Pallet Trucks are a ubiquitous piece of equipment in warehouses and distribution centres – they are cost-effective, easy to use with very little training, and improve safety and productivity dramatically. However, they can also cause injuries and accidents if they are not used correctly. Here’s our quick guide to the safe, effective use of pallet trucks and pump trucks.
Pallet Trucks should be inspected before each use. Look for wonky wheels, apparent damage or wear, check the brake (if fitted), check for smooth pump action and that the hydraulics are lifting/dropping correctly and evenly. Staff can be trained to conduct these checks or carried out by team leaders, maintenance or management personnel.

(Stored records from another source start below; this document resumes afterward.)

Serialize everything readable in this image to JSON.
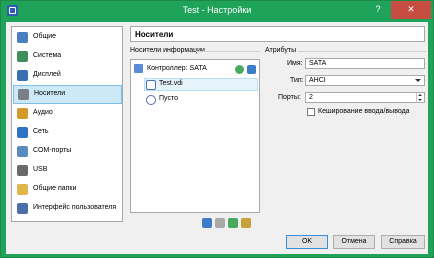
{
  "window": {
    "title": "Test - Настройки",
    "help_glyph": "?",
    "close_glyph": "✕",
    "colors": {
      "titlebar": "#1fa35a",
      "close": "#c74d43",
      "selection": "#cde8f6",
      "selection_border": "#7ec0e6"
    }
  },
  "sidebar": {
    "items": [
      {
        "label": "Общие",
        "icon": "general-icon",
        "color": "#4a7fc1"
      },
      {
        "label": "Система",
        "icon": "motherboard-icon",
        "color": "#3f8f5a"
      },
      {
        "label": "Дисплей",
        "icon": "monitor-icon",
        "color": "#3a6fb0"
      },
      {
        "label": "Носители",
        "icon": "storage-icon",
        "color": "#7a7f88",
        "selected": true
      },
      {
        "label": "Аудио",
        "icon": "speaker-icon",
        "color": "#d29a2a"
      },
      {
        "label": "Сеть",
        "icon": "network-icon",
        "color": "#2e73c4"
      },
      {
        "label": "COM-порты",
        "icon": "serial-port-icon",
        "color": "#5a8dbf"
      },
      {
        "label": "USB",
        "icon": "usb-icon",
        "color": "#6b6b6b"
      },
      {
        "label": "Общие папки",
        "icon": "shared-folder-icon",
        "color": "#e0b64a"
      },
      {
        "label": "Интерфейс пользователя",
        "icon": "user-interface-icon",
        "color": "#4c6fa8"
      }
    ]
  },
  "page": {
    "title": "Носители"
  },
  "storage": {
    "group_label": "Носители информации",
    "controller": {
      "label": "Контроллер: SATA",
      "icon": "sata-controller-icon"
    },
    "devices": [
      {
        "label": "Test.vdi",
        "icon": "hard-disk-icon"
      },
      {
        "label": "Пусто",
        "icon": "optical-disc-icon"
      }
    ],
    "controller_actions": [
      "add-optical-drive-icon",
      "add-hard-disk-icon"
    ],
    "toolbar": [
      "add-controller-icon",
      "remove-controller-icon",
      "add-attachment-icon",
      "remove-attachment-icon"
    ]
  },
  "attributes": {
    "group_label": "Атрибуты",
    "name_label": "Имя:",
    "name_value": "SATA",
    "type_label": "Тип:",
    "type_value": "AHCI",
    "ports_label": "Порты:",
    "ports_value": "2",
    "cache_label": "Кеширование ввода/вывода",
    "cache_checked": false
  },
  "buttons": {
    "ok": "OK",
    "cancel": "Отмена",
    "help": "Справка"
  }
}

Pallet trucks do not have unlimited capacities. Maximum operating loads are usually marked on the trucks themselves; however, if this information is missing or has worn away, ensure that operators are aware of the upper limit and stay under it. Overloaded trucks can cause manual handling strains when pushing or pulling, are more likely to tip over and damage the load, adjacent equipment or staff, and are much harder to control. You can negate this by using weigh beams, scales or more simply by marking loads with their weight.
Although designed for use on flat ground, the reality is that operators might often need to negotiate ramps or inclines/declines with the pallet truck. There are a couple of easy ways to improve the safety of this manoeuvre. Firstly, raise the forks higher than usual to ensure enough clearance for the raised surface. Secondly, push when going up a ramp instead of pulling the truck. This will ensure that the load does not slip from the forks and makes it easier for the operator to keep the weight balanced and under control.
Stopping a heavy load in motion can be risky. Stopping abruptly may cause unsecured, oversized or heavier loads to tip due to momentum. Bring the truck to a smooth stop, and ensure you have left enough space. When stationary, if your truck has locking brakes, use them to make sure that the truck does not roll.
As mentioned above, when you or your operator are moving up a ramp, it is best practice to push the truck. When moving along flat ground, it is always better to pull the truck. This causes less strain on the user, gives better manoeuvrability and allows for an unobstructed view of the route ahead, including trip hazards, other members of staff or any spills or obstructions that need to be considered.
At the end of shifts or on a break, encourage operators to return the truck to a dedicated area. Once there, the best practice is to ensure that forks are lowered and facing a wall or at least away from high-traffic areas. This should prevent personnel from tripping over the exposed forks. The added benefit of a dedicated storage area is that you can more easily conduct the pre-shift checks outlined earlier.
If you would like further advice or have questions, please contact one of our team of experts, who will be happy to help. In the meantime, make sure to check out our extensive range of Warehouse Equipment.
Richard O'Connor is a Director at First Mats. He has deep knowledge in areas like Manufacturing, Warehousing, Marine, and Health & Safety. Richard's insights have been featured in well-known publications such as Bloomberg Business, The Sun, and Reader's Digest. His blend of industry expertise and passion for sharing makes him a sought-after voice in his fields.